For decades U.S. security policy has followed two distinct tracks. In Europe, the Pacific Rim and the Middle East, the extent of American national interests and the possibility of aggression by hostile states led to a direct approach with formal security treaties and the stationing of U.S. forces. In places like Latin America, Africa and, more recently, Central Asia, U.S. strategy was indirect, focusing on security assistance and the provision of advice and training. Partnerships were the coin of the realm. The idea was that other country’s militaries, helped by the United States, would take responsibility for security in their nations and regions.

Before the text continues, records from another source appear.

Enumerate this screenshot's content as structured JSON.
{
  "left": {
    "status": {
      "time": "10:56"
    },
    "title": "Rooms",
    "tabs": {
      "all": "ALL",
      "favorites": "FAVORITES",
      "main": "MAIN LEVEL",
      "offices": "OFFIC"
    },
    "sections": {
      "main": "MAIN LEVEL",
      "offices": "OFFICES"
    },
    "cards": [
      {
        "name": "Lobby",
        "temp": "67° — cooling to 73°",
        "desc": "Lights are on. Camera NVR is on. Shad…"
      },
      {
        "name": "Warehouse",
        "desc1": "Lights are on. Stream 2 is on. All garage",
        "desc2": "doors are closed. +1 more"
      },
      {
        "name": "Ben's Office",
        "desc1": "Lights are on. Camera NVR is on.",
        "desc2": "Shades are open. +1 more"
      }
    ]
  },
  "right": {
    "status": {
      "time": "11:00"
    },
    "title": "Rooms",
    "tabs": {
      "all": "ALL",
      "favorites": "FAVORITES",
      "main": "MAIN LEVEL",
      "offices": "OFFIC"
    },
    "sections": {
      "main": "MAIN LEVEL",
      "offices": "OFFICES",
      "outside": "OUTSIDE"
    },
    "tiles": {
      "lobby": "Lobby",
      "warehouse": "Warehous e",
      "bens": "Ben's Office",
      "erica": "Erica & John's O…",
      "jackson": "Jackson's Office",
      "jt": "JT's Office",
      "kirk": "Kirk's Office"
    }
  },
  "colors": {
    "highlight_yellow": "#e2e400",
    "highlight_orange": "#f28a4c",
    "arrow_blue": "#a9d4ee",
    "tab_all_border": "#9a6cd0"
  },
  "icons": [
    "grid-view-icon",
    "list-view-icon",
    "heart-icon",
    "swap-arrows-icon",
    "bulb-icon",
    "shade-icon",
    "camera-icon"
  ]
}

This "economy of force" approach gave the United States some influence while keeping the costs low. But it also had limitations. When partner militaries proved ineffective or repressive, Washington often had to choose between writing a country off or shifting to direct involvement -- think Vietnam in the early 1960s. At times, conflicts that might have been prevented or kept small instead grew when America's strategic partners proved not up to the tasks Washington envisioned for them. Still, it was better than nothing.
During the Cold War, U.S. policymakers often stuck with flawed or repressive partners, assuming that friendly dictators and their armed forces were at least better than Soviet-backed communists. "He might be a son of a bitch," President Franklin Roosevelt is claimed to have said about a Latin American dictator, "but he's our son of a bitch." This attitude began to shift as the Cold War wound down. By the 1980s, many Americans, particularly those on the political left, were less inclined to tolerate repressive allies. In this new political context, the United States cast loose friendly dictators like Nicaragua's Anastasio Somoza, the Philippines' Ferdinand Marcos and Zaire's Mobutu Seso Seke.